It is worth considering to what extent these covenants are a reflection of the views of the watchmaking community at large or those of the developers of the estate. Were they perhaps trying to create a more prestigious image for their development or did it reflect the perceptions of the watchmaking community as being a cut above other trades in the city? It has become a common practice to contrast the cottage industry of the ribbon weavers, whose houses had workshops facing the street, to the watchmakers’ houses where they were hidden behind their houses. The explanation put forward for this is that the watchmakers’ more highly skilled work could generate a higher income. A by-product of this was that their wives did not have to work and could therefore find the time to be more house proud than the weavers. This is usually supported by reference to the unusual housing configuration in Chapelfields. But there is little evidence for the two storey front and three storied rear existing before the Chapelfields development. Indeed earlier watchmakers’ houses in the Butts had workshop windows facing the front. Though it is the true that most watchmakers houses built subsequently, as in Earlsdon, had their workshops at the rear, but few followed the two storied front three storey rear as in the original Chapelfields development. One rare example is Stanley Terrace opposite the Hearsall Lane junction with Spon End. (See page??) It is possible that Chapelfields set the trend for watchmakers to put their workshops at the rear, however, more often than not they resorted to a more simply built form of a one or two storey highly fenestrated extension, as found at Earlsdon.

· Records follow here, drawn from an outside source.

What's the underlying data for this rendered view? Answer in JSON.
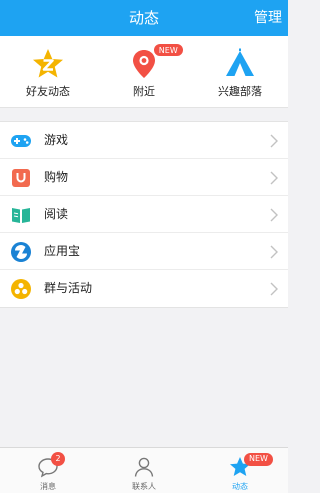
{
  "header": {
    "title": "动态",
    "manage": "管理"
  },
  "quick": [
    {
      "label": "好友动态",
      "icon": "qzone-star-icon"
    },
    {
      "label": "附近",
      "icon": "location-pin-icon",
      "badge": "NEW"
    },
    {
      "label": "兴趣部落",
      "icon": "tent-icon"
    }
  ],
  "list": [
    {
      "label": "游戏",
      "icon": "gamepad-icon"
    },
    {
      "label": "购物",
      "icon": "shopping-bag-icon"
    },
    {
      "label": "阅读",
      "icon": "book-icon"
    },
    {
      "label": "应用宝",
      "icon": "app-store-icon"
    },
    {
      "label": "群与活动",
      "icon": "group-icon"
    }
  ],
  "tabs": [
    {
      "label": "消息",
      "icon": "message-icon",
      "count": "2"
    },
    {
      "label": "联系人",
      "icon": "contacts-icon"
    },
    {
      "label": "动态",
      "icon": "star-icon",
      "badge": "NEW",
      "active": true
    }
  ],
  "colors": {
    "accent": "#1ea3f2",
    "badge": "#f25044",
    "star": "#f4b400"
  }
}
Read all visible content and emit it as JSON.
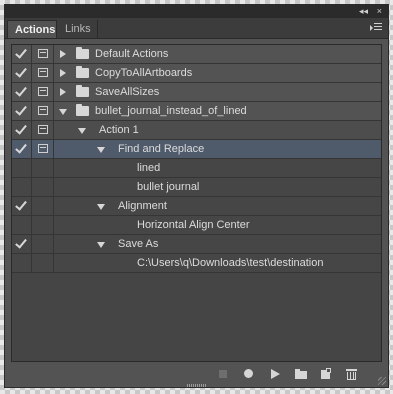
{
  "titlebar": {
    "collapse_glyph": "◂◂",
    "close_glyph": "×"
  },
  "tabs": [
    {
      "label": "Actions",
      "active": true
    },
    {
      "label": "Links",
      "active": false
    }
  ],
  "rows": [
    {
      "check": true,
      "dialog": true,
      "expanded": false,
      "kind": "set",
      "label": "Default Actions"
    },
    {
      "check": true,
      "dialog": true,
      "expanded": false,
      "kind": "set",
      "label": "CopyToAllArtboards"
    },
    {
      "check": true,
      "dialog": true,
      "expanded": false,
      "kind": "set",
      "label": "SaveAllSizes"
    },
    {
      "check": true,
      "dialog": true,
      "expanded": true,
      "kind": "set",
      "label": "bullet_journal_instead_of_lined"
    },
    {
      "check": true,
      "dialog": true,
      "expanded": true,
      "kind": "action",
      "label": "Action 1"
    },
    {
      "check": true,
      "dialog": true,
      "expanded": true,
      "kind": "step",
      "label": "Find and Replace",
      "selected": true
    },
    {
      "check": false,
      "dialog": false,
      "kind": "param",
      "label": "lined"
    },
    {
      "check": false,
      "dialog": false,
      "kind": "param",
      "label": "bullet journal"
    },
    {
      "check": true,
      "dialog": false,
      "expanded": true,
      "kind": "step",
      "label": "Alignment"
    },
    {
      "check": false,
      "dialog": false,
      "kind": "param",
      "label": "Horizontal Align Center"
    },
    {
      "check": true,
      "dialog": false,
      "expanded": true,
      "kind": "step",
      "label": "Save As"
    },
    {
      "check": false,
      "dialog": false,
      "kind": "param",
      "label": "C:\\Users\\q\\Downloads\\test\\destination"
    }
  ],
  "footer": {
    "buttons": [
      "stop-recording-icon",
      "record-icon",
      "play-icon",
      "new-set-folder-icon",
      "new-action-icon",
      "delete-trash-icon"
    ]
  },
  "colors": {
    "panel_bg": "#535353",
    "selected_row": "#4f5a6b",
    "text": "#dcdcdc"
  }
}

Unlike Earlsdon the Chapelfields development was almost fully occupied within thirty years. Perhaps the closer proximity to the services of the town helped, but shops were equally as scarce as Earlsdon during the nineteenth century. On the other hand there was a proliferation of pubs compared to the number of houses. This may indicate that the power of the temperance movement was not as great here as in Earlsdon even though an offshoot of the Queens Road Methodist church had been established in Lord Street by 1860. As at Earlsdon it seems that the estate was designed without any thought for the provision of community facilities. Commercial or community premises that did develop were conversions of private dwellings as a result of private or community enterprise, as with the public houses.

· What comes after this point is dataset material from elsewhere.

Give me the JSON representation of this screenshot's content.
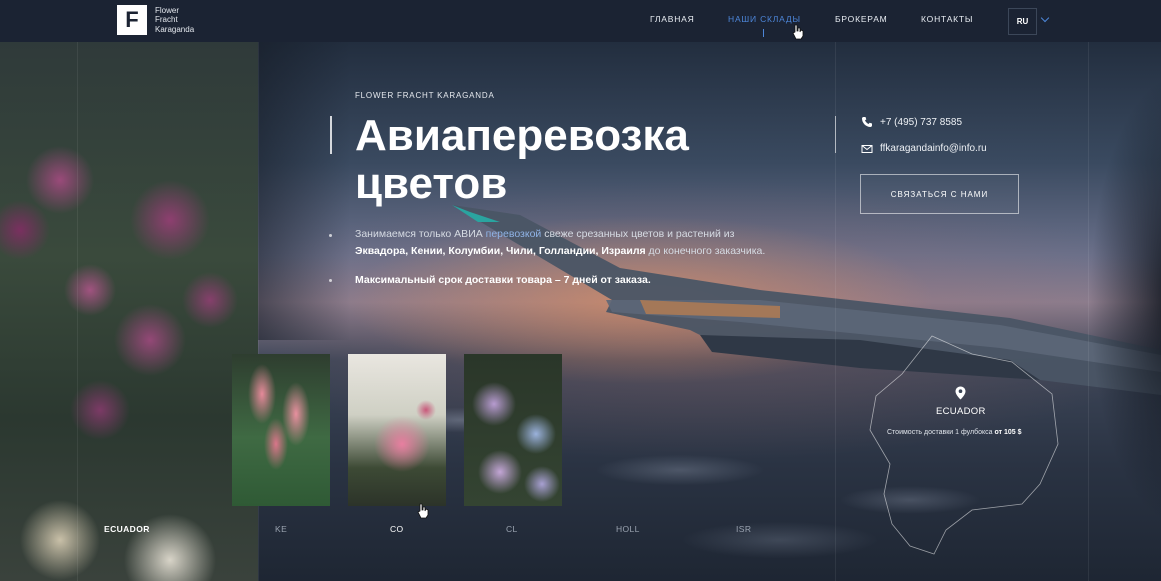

The following views do not feature in Earlsdon & Chapelfields Explored
1. Queensland Avenue c1927 (Teesee)
This view, looking down Queensland Avenue, shows a profusion of mature trees where the Safeway Superstore now stands, on the other side of Allesley Old Road. The road crossing half way down is Abercorn Road, with R.J. Grimston Grocer on the left hand corner. Just behind the cameraman on the right is Craven Street